What to work on: Please count, in the material below, each line containing "敷设方式", and report only the number.

Source records:
==============================

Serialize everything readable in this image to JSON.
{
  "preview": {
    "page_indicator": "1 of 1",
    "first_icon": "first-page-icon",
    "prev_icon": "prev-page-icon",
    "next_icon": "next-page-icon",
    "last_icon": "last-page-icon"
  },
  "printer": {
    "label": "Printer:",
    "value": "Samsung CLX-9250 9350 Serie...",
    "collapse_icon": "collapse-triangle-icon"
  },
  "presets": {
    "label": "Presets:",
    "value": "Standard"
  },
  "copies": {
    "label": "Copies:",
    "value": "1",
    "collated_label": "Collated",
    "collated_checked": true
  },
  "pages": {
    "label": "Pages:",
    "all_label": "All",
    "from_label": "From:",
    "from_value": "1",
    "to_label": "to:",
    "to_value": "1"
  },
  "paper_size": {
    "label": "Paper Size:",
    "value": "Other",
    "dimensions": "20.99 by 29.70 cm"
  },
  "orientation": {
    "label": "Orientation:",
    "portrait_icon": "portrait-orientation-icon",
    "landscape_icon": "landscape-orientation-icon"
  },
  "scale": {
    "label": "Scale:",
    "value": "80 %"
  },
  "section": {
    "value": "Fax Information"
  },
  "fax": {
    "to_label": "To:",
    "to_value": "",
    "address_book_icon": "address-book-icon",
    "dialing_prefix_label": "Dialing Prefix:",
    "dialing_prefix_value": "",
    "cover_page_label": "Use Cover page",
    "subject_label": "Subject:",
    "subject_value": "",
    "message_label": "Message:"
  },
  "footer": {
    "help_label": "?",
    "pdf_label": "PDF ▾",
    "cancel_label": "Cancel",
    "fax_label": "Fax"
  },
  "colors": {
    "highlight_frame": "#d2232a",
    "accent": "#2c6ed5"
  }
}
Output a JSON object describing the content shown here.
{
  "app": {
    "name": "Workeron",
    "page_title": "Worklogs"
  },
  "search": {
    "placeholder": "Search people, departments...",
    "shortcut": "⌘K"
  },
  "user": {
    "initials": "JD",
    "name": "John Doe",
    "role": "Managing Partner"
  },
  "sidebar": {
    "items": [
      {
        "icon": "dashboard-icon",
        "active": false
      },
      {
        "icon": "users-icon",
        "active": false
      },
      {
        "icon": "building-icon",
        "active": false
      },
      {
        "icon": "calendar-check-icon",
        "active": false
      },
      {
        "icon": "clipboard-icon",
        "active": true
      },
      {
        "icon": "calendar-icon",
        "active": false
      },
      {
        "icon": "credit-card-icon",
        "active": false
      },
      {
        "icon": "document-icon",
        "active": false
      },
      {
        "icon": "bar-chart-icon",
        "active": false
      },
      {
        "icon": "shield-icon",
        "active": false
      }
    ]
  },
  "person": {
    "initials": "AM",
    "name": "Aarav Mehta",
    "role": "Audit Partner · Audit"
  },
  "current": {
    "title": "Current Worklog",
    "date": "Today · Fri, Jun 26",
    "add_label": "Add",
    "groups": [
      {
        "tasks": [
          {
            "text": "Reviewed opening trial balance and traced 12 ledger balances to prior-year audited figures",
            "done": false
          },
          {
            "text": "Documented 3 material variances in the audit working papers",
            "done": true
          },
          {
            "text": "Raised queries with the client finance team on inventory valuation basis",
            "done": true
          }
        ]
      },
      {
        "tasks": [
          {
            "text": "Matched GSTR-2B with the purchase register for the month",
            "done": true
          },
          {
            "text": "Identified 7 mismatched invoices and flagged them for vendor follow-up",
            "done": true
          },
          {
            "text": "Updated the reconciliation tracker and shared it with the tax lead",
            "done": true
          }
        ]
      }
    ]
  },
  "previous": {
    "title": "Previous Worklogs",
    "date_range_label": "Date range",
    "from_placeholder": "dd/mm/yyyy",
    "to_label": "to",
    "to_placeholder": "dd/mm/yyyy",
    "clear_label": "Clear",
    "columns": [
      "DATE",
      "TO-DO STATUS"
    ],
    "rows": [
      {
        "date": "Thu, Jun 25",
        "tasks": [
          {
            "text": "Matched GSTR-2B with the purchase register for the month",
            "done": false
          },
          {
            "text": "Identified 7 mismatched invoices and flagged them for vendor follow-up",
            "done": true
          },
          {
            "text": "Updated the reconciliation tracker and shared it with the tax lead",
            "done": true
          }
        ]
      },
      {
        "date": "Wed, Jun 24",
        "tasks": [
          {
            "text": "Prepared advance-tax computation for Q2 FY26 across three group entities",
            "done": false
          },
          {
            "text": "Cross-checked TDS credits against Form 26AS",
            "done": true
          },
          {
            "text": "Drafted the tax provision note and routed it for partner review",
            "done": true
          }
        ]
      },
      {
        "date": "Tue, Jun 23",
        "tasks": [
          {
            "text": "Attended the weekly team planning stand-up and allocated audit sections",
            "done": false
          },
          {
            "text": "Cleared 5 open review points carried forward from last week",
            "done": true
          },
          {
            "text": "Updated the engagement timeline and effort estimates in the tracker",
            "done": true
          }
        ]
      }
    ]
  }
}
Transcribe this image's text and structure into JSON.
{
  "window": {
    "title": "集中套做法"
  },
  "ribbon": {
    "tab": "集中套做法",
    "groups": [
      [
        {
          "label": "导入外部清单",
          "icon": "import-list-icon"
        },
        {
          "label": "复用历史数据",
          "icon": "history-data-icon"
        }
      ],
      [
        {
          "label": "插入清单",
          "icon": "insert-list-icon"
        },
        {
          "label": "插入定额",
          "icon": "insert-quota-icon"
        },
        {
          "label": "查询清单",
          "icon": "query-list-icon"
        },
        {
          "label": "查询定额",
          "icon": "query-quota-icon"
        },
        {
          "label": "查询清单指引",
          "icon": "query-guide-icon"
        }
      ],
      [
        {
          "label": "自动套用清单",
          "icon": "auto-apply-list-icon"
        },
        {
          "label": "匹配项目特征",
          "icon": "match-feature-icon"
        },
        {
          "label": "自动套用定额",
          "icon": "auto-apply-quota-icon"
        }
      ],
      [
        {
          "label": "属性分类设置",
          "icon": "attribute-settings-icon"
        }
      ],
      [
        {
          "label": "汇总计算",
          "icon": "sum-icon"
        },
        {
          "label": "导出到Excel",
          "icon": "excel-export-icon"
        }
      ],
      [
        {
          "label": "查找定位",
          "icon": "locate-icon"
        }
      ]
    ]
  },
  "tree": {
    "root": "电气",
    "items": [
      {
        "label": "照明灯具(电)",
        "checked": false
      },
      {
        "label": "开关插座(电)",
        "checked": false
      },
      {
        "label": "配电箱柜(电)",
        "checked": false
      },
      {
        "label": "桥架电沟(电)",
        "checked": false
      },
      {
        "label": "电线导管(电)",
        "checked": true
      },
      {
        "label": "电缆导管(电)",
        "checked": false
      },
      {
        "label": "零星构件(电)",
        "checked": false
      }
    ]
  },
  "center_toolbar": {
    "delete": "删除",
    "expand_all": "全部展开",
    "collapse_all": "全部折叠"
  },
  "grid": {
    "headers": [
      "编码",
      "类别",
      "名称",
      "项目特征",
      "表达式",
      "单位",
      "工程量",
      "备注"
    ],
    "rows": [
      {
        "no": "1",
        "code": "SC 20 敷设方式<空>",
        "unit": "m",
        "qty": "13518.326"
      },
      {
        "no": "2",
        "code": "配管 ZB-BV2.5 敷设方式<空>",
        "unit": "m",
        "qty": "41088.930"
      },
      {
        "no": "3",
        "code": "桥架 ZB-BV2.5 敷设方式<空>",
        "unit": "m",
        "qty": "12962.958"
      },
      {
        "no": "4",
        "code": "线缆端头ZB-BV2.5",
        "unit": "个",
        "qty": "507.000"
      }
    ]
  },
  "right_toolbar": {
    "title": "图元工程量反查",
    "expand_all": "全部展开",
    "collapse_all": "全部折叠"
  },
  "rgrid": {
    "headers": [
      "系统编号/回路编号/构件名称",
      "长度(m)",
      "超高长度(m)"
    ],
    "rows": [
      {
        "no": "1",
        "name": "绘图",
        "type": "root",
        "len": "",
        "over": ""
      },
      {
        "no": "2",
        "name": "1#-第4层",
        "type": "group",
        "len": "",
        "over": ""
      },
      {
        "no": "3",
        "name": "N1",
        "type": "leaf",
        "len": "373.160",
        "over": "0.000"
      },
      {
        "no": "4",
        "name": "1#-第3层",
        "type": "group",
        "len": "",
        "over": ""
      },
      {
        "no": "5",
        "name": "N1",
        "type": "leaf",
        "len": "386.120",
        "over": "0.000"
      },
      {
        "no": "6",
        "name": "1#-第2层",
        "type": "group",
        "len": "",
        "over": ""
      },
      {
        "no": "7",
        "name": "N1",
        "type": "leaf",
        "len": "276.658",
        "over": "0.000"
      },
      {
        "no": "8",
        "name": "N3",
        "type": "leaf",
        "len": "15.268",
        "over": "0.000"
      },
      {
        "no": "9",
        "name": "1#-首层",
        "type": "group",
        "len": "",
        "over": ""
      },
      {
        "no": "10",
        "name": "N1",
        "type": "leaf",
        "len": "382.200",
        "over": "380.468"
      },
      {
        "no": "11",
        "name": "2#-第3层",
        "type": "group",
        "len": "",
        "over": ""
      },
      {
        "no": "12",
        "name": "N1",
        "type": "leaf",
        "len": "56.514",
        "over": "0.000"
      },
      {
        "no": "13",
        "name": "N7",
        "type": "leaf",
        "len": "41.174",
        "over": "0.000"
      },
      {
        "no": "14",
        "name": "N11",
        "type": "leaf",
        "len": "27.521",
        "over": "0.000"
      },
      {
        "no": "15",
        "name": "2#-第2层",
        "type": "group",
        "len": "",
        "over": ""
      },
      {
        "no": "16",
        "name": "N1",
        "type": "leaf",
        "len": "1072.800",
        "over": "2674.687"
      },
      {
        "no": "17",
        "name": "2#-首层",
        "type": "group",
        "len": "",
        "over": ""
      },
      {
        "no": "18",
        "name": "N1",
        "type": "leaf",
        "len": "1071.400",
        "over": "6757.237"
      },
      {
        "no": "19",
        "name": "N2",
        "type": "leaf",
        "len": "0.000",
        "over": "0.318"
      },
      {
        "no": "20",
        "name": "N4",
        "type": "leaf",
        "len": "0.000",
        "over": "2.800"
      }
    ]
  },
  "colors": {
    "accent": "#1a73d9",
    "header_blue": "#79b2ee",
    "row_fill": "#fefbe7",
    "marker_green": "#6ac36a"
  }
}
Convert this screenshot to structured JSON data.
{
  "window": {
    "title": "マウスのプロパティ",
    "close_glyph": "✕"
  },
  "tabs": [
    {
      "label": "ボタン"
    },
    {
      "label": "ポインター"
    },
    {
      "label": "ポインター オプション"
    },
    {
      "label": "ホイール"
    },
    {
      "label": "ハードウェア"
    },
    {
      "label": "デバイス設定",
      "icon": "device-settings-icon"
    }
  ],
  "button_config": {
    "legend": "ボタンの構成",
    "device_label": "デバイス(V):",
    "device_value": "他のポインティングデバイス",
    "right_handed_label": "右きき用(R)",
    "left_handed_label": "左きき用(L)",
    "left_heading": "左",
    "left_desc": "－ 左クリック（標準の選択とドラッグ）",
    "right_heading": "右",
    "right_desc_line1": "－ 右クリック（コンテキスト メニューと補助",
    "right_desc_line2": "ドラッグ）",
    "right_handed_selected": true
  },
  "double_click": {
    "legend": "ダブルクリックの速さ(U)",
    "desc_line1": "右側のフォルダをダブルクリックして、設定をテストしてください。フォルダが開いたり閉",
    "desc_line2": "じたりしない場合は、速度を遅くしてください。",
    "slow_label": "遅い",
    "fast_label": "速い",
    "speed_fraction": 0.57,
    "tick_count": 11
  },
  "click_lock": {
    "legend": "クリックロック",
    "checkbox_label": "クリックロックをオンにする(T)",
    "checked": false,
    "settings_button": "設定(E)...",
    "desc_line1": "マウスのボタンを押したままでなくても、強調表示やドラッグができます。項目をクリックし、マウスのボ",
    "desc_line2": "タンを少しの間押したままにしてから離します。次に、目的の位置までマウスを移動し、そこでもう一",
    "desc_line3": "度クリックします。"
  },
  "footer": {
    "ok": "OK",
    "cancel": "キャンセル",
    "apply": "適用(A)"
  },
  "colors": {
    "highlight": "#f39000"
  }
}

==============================

Your solution: 3